Machine learning potentials can accurately predict free energy surfaces but require comprehensive training datasets.
This article explores the accuracy of machine learning potentials (MLPs) in predicting free energy surfaces (FES) using Metadynamics simulations. It investigates the impact of collective variable distributions on MLP accuracy, focusing on butane and alanine dipeptide molecules. The study reveals that MLPs trained with diverse configurations show better prediction accuracy, emphasizing the importance of comprehensive training datasets for accurate FES predictions. Directory: Abstract: MLPs aim to describe FES accurately and efficiently. Introduction: CVs reduce system dimensionality to study metastable states. Methods: Training data construction for butane and ADP using CLMD and SPC. Allegro Model: Hyperparameters optimization for MLP training. DPMD Simulations: Unbiased simulations' stability and limitations in ADP models. Results & Discussions: MLP accuracy in predicting FES for butane and ADP. Deep Potential Metadynamics Simulations: Predicted FES results analysis.
"The MAE was 0.008 kcal/mol, corresponding to 0.571 × 10−3 kcal/(mol atom)." "The MAE ranged from 3.393 to 1.644 kcal/mol for ADP MLPs." "The model's accuracy is supported by the MAE of 0.069 kcal/mol." "The percentage error for potential energy predictions under 0.25%."

Deeper Inquiries

How can machine learning potentials be optimized to accurately predict high-energy configurations?

Machine learning potentials can be optimized to accurately predict high-energy configurations by improving the training dataset and model architecture.
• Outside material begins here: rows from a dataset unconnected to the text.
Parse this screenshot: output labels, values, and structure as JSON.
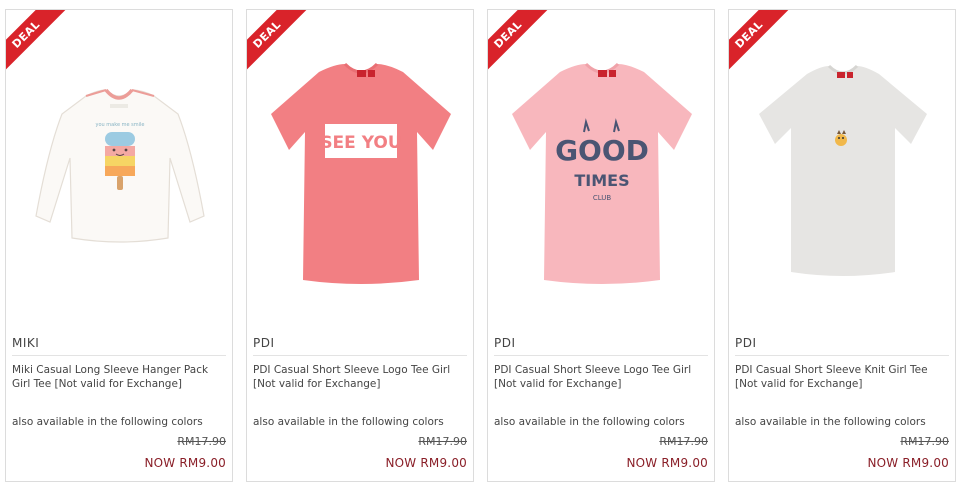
{
  "products": [
    {
      "deal_label": "DEAL",
      "brand": "MIKI",
      "title": "Miki Casual Long Sleeve Hanger Pack Girl Tee [Not valid for Exchange]",
      "colors_note": "also available in the following colors",
      "old_price": "RM17.90",
      "now_price": "NOW RM9.00",
      "image_icon": "long-sleeve-tee-popsicle"
    },
    {
      "deal_label": "DEAL",
      "brand": "PDI",
      "title": "PDI Casual Short Sleeve Logo Tee Girl [Not valid for Exchange]",
      "colors_note": "also available in the following colors",
      "old_price": "RM17.90",
      "now_price": "NOW RM9.00",
      "image_icon": "coral-tee-see-you",
      "print_text": "SEE YOU"
    },
    {
      "deal_label": "DEAL",
      "brand": "PDI",
      "title": "PDI Casual Short Sleeve Logo Tee Girl [Not valid for Exchange]",
      "colors_note": "also available in the following colors",
      "old_price": "RM17.90",
      "now_price": "NOW RM9.00",
      "image_icon": "pink-tee-good-times",
      "print_line1": "GOOD",
      "print_line2": "TIMES",
      "print_line3": "CLUB"
    },
    {
      "deal_label": "DEAL",
      "brand": "PDI",
      "title": "PDI Casual Short Sleeve Knit Girl Tee [Not valid for Exchange]",
      "colors_note": "also available in the following colors",
      "old_price": "RM17.90",
      "now_price": "NOW RM9.00",
      "image_icon": "grey-knit-tee"
    }
  ],
  "colors": {
    "deal_red": "#d9232a",
    "now_price": "#8a1f28",
    "border": "#dcdcdc"
  }
}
Training Data: Inclusion of High-Energy Configurations: Ensure that the training dataset includes a diverse range of configurations, including those with high potential energy values. This will allow the model to learn and generalize better across different energy landscapes. Balanced Sampling: Ensure a balanced sampling strategy that covers all regions of the configurational space, including high-energy states. This will help prevent biases in the model towards low-energy conformations. Model Architecture: Complexity: Consider using more complex neural network architectures that can capture intricate relationships between atoms in a molecule. Graph neural networks or equivariant graph neural networks have shown promise in capturing many-body interactions effectively. Regularization Techniques: Implement regularization techniques such as dropout or weight decay to prevent overfitting, especially when dealing with sparse or noisy data. Loss Function Optimization: Design loss functions that prioritize accurate predictions for high-energy configurations by assigning higher weights to these instances during training. Hyperparameter Tuning: Optimize hyperparameters such as learning rate, batch size, and network depth to ensure efficient learning and generalization capabilities across different energy levels. By incorporating these strategies, machine learning potentials can be fine-tuned to accurately predict high-energy configurations essential for understanding complex molecular systems.

What are the implications of inaccurate free energy predictions on molecular simulations?

Inaccurate free energy predictions in molecular simulations can have significant implications: Biased Results: Inaccurate free energy predictions may lead to biased results in simulations, affecting the overall reliability and validity of research findings. Misinterpretation of System Behavior: Misleading free energy predictions can result in misinterpretation of system behavior, leading researchers down incorrect paths during analysis and decision-making processes. Unreliable Predictions: Unreliable free energy predictions may hinder advancements in drug discovery, material science applications, protein folding studies, etc., where precise energetics are crucial for understanding system dynamics. 4 .  -   5 . 6 . 7 . 8 . 9 . 10 . 11 . 12 . 13 . 14 . 15 . 16 . 36 37 38 39 40 41 42 43 44 45 46 47 48 49 50 51 52 53 54 55 56 57 58 59 60 61 62 63 64 65 66 67 68 70 71 72 73 74 75 76 77 78 79 80